In Fortune magazine, Clay Dillow agrees to try a new electronic headset from neuroscience startup Thync. Fixing small electrodes to his temple and the back of his neck, he finds it stimulates his brain to experience exactly what he’s been told will happen.
“The pulses — each ‘100 times lower than what’s considered dangerous,’ Tyler insists —- feel comfortably warm but not painful,” writes Dillow. “Just as Pal described, the familiar tension in my shoulders eases, my breathing slows, my mind noticeably stops racing. My body takes on the feeling of lax warmth usually associated with a finger or two of scotch—my usual means of unwinding.”

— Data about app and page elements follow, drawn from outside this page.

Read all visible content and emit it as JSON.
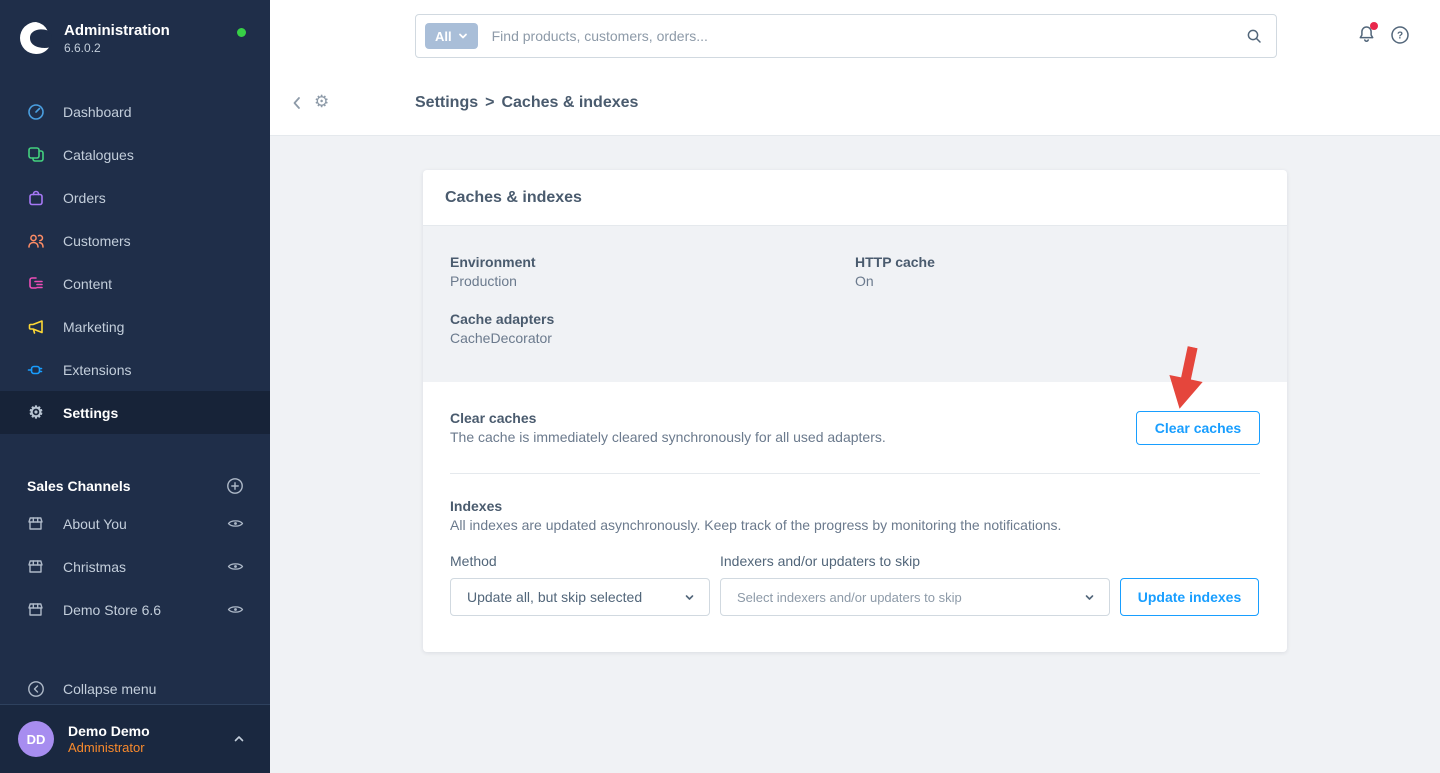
{
  "colors": {
    "accent_blue": "#189eff",
    "sidebar_bg": "#1f2e49",
    "sidebar_active_bg": "#172338",
    "status_green": "#37d046",
    "role_orange": "#f98a2c",
    "avatar_purple": "#a78df0",
    "annotation_red": "#e5463c",
    "notification_red": "#e8274b",
    "page_bg": "#f0f2f5"
  },
  "sidebar": {
    "app_title": "Administration",
    "version": "6.6.0.2",
    "status_dot": "online-green",
    "nav": [
      {
        "label": "Dashboard",
        "icon": "dashboard-gauge-icon",
        "color": "#4a9fe0"
      },
      {
        "label": "Catalogues",
        "icon": "catalogues-icon",
        "color": "#43d17f"
      },
      {
        "label": "Orders",
        "icon": "orders-bag-icon",
        "color": "#a678f5"
      },
      {
        "label": "Customers",
        "icon": "customers-icon",
        "color": "#ff8d66"
      },
      {
        "label": "Content",
        "icon": "content-layout-icon",
        "color": "#ed4db7"
      },
      {
        "label": "Marketing",
        "icon": "megaphone-icon",
        "color": "#fdd835"
      },
      {
        "label": "Extensions",
        "icon": "plug-icon",
        "color": "#189eff"
      },
      {
        "label": "Settings",
        "icon": "gear-icon",
        "color": "#b8c4d2",
        "active": true
      }
    ],
    "sales_channels": {
      "header": "Sales Channels",
      "add_icon": "plus-circle-icon",
      "items": [
        {
          "label": "About You",
          "icon": "storefront-icon",
          "visibility_icon": "eye-icon"
        },
        {
          "label": "Christmas",
          "icon": "storefront-icon",
          "visibility_icon": "eye-icon"
        },
        {
          "label": "Demo Store 6.6",
          "icon": "storefront-icon",
          "visibility_icon": "eye-icon"
        }
      ]
    },
    "collapse_label": "Collapse menu",
    "user": {
      "initials": "DD",
      "name": "Demo Demo",
      "role": "Administrator"
    }
  },
  "topbar": {
    "search_scope": "All",
    "search_placeholder": "Find products, customers, orders...",
    "icons": [
      "search-icon",
      "bell-icon",
      "help-icon"
    ]
  },
  "breadcrumb": {
    "module_icon": "gear-icon",
    "section": "Settings",
    "separator": ">",
    "current": "Caches & indexes"
  },
  "card": {
    "title": "Caches & indexes",
    "info": [
      {
        "label": "Environment",
        "value": "Production"
      },
      {
        "label": "HTTP cache",
        "value": "On"
      },
      {
        "label": "Cache adapters",
        "value": "CacheDecorator"
      }
    ],
    "clear_caches": {
      "label": "Clear caches",
      "description": "The cache is immediately cleared synchronously for all used adapters.",
      "button_label": "Clear caches"
    },
    "indexes": {
      "label": "Indexes",
      "description": "All indexes are updated asynchronously. Keep track of the progress by monitoring the notifications.",
      "method_label": "Method",
      "method_value": "Update all, but skip selected",
      "skip_label": "Indexers and/or updaters to skip",
      "skip_placeholder": "Select indexers and/or updaters to skip",
      "button_label": "Update indexes"
    }
  },
  "annotation": {
    "shape": "red-arrow-pointing-at-clear-caches-button"
  }
}
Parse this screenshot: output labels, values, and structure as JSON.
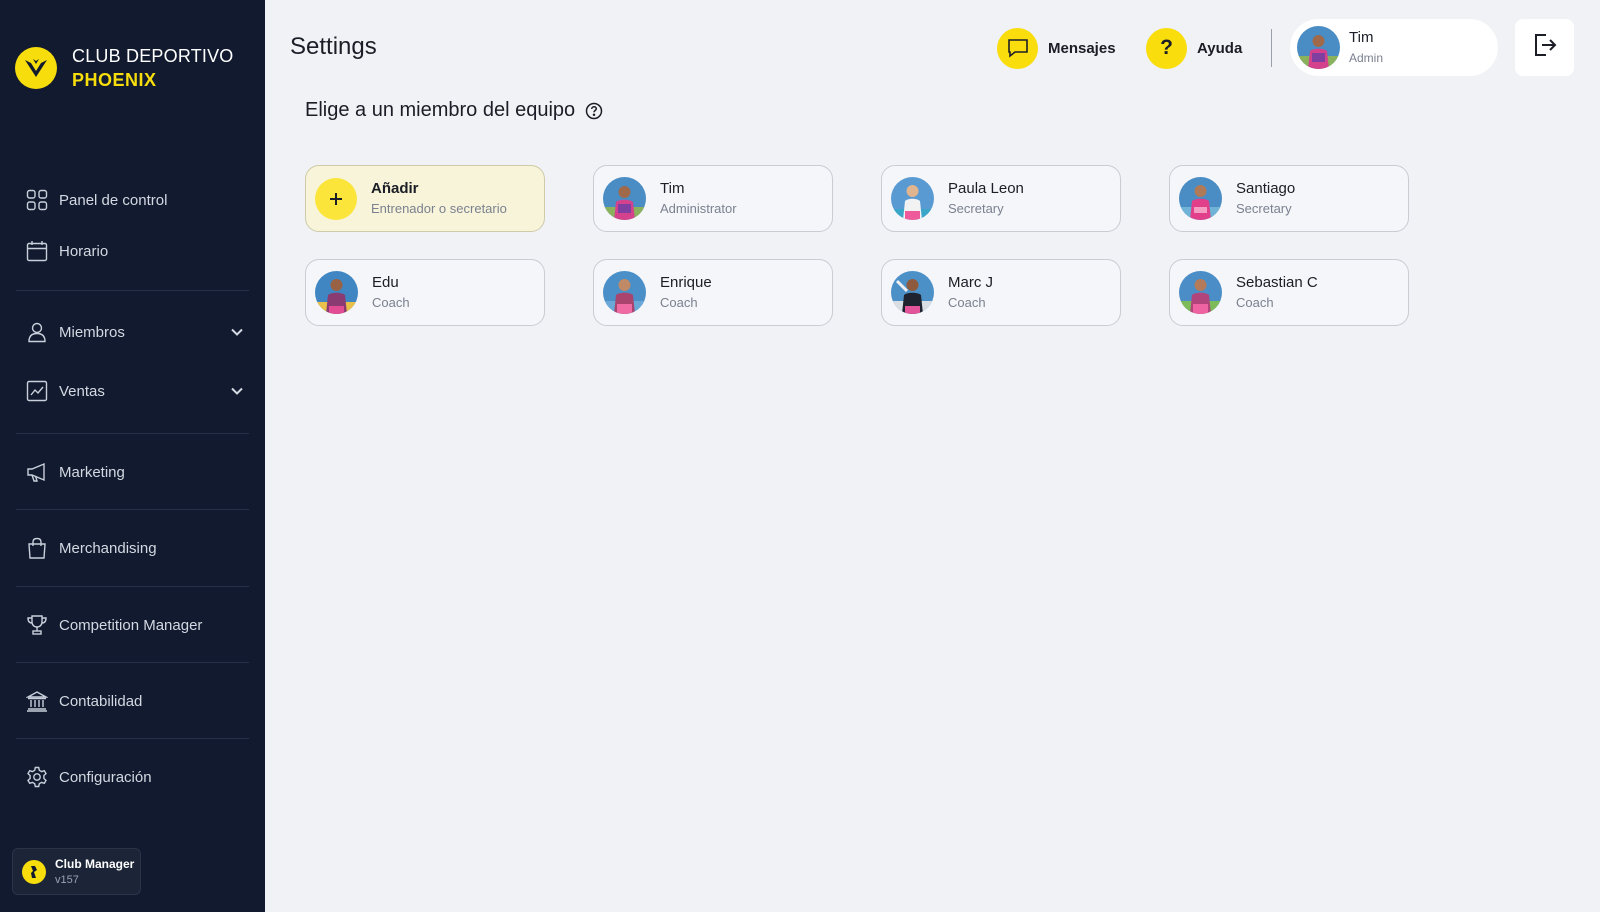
{
  "brand": {
    "line1": "CLUB DEPORTIVO",
    "line2": "PHOENIX",
    "logo_icon": "phoenix-logo-icon"
  },
  "sidebar": {
    "items": [
      {
        "label": "Panel de control",
        "icon": "dashboard-grid-icon"
      },
      {
        "label": "Horario",
        "icon": "calendar-icon"
      },
      {
        "label": "Miembros",
        "icon": "user-icon",
        "expandable": true
      },
      {
        "label": "Ventas",
        "icon": "chart-line-icon",
        "expandable": true
      },
      {
        "label": "Marketing",
        "icon": "megaphone-icon"
      },
      {
        "label": "Merchandising",
        "icon": "shopping-bag-icon"
      },
      {
        "label": "Competition Manager",
        "icon": "trophy-icon"
      },
      {
        "label": "Contabilidad",
        "icon": "bank-icon"
      },
      {
        "label": "Configuración",
        "icon": "gear-icon"
      }
    ],
    "version": {
      "name": "Club Manager",
      "number": "v157"
    }
  },
  "header": {
    "title": "Settings",
    "messages_label": "Mensajes",
    "help_label": "Ayuda",
    "help_symbol": "?",
    "user": {
      "name": "Tim",
      "role": "Admin"
    }
  },
  "section": {
    "title": "Elige a un miembro del equipo"
  },
  "members": [
    {
      "name": "Añadir",
      "role": "Entrenador o secretario",
      "type": "add"
    },
    {
      "name": "Tim",
      "role": "Administrator"
    },
    {
      "name": "Paula Leon",
      "role": "Secretary"
    },
    {
      "name": "Santiago",
      "role": "Secretary"
    },
    {
      "name": "Edu",
      "role": "Coach"
    },
    {
      "name": "Enrique",
      "role": "Coach"
    },
    {
      "name": "Marc J",
      "role": "Coach"
    },
    {
      "name": "Sebastian C",
      "role": "Coach"
    }
  ],
  "colors": {
    "sidebar_bg": "#111a2e",
    "accent_yellow": "#fadd0d",
    "page_bg": "#f0f2f6"
  }
}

Wearable technology that controls your brain (Fortune, January 30, 2015)